The adaptation of JSR 68, The Java ME Platform Specification, formalized the use of building blocks in API development. A building block is a subset of an existing API that is approved for reuse in the construction of profiles or optional packages. The building block concept enables a developer to duplicate the functionality provided by another API without having to redefine an entirely new API. For further details see JSR 68 at

The use of building blocks created a need for more lenient checking of exception throw lists compared to earlier Signature Test tool versions. Consequently, Signature Test tool 2.2 provides both a source and a binary compatibility mode of operation. This retains compatibility with earlier signature files while adding support for building blocks and eliminating the unnecessary error messages.

The SignatureTest command recognizes the -mode option that takes the values ”src” or ”bin” as arguments for choosing source mode or binary mode. The choice of which mode to use depends on the type of signature file being used in the test. This is described in more detail later in these sections:

The difference between the binary and source compatibility modes is how the tool handles the throws list for constructors and methods (as described in "Class and Class Member Attributes Checked"). Constant checking behavior is also different in binary and source compatibility modes. Although constant checking can be applied to binary compatibility, it is a necessary prerequisite for source code compatibility. "Constant Checking in Differing Run Modes" describes these differences in more detail.

3.4 Using Custom Signature Loaders

The signature test has a requirement for the Java Platform, Standard Edition (Java SE platform) runtime environment version 1.4 or later. This requirement might prevent use of the tool on limited or nonstandard environments such as some Java Platform, Micro Edition (Java ME platform) or Java Platform, Enterprise Edition (Java EE platform) configurations.

To overcome this, the tool provides support for custom signature loaders that can be implemented as plug-ins. These plug-ins gather signatures from a runtime environment when the SignatureTest command cannot be run directly. For example, you might create a light-weight remote JavaTest harness agent and run the signature loader on a remote Connected Device Configuration (CDC) compatible device. Another example is using a wrapped J2EE platform bean as a signature loader inside a J2EE platform container where any direct file I/O operations are prohibited.

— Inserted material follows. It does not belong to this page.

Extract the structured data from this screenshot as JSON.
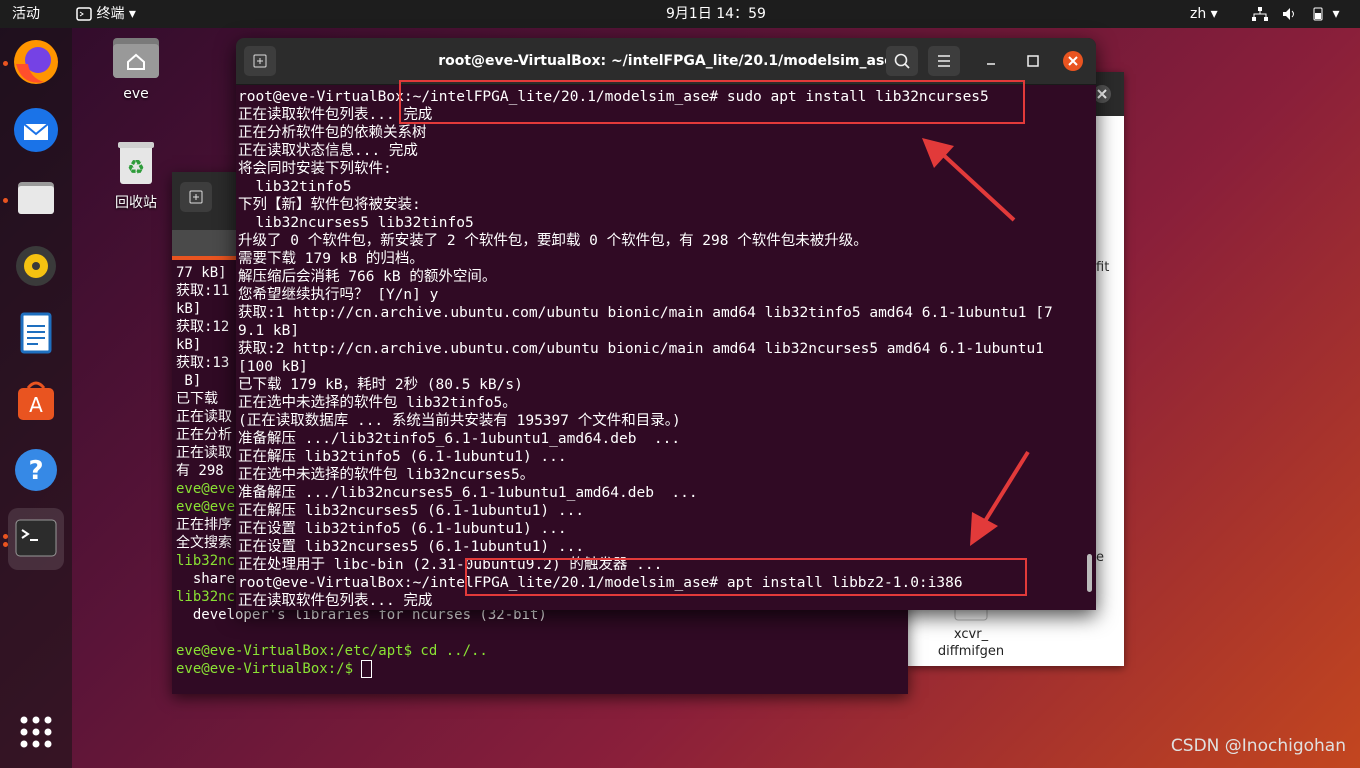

As an aid in developing such an extension, the Signature Test tool distribution includes a class library that contains a signature serializer and some related utility classes in the SigTest-Directory/lib/remote.jar file. This file contains a subset of the Signature Test tool classes that are necessary to develop a custom plug-in. All of these library classes are CDC 1.0 compatible and have minimal memory requirements. The source code for these classes is distributed in the SigTest-Directory/redistributables/ file. The code is designed for running a plug-in with the JavaTest harness using the Java ME Framework. The server and client source code and the HTML test descriptions for an actual plug-in example are located in the SigTest-Directory/examples/remote directory.


The open source version of the ME Framework is available at: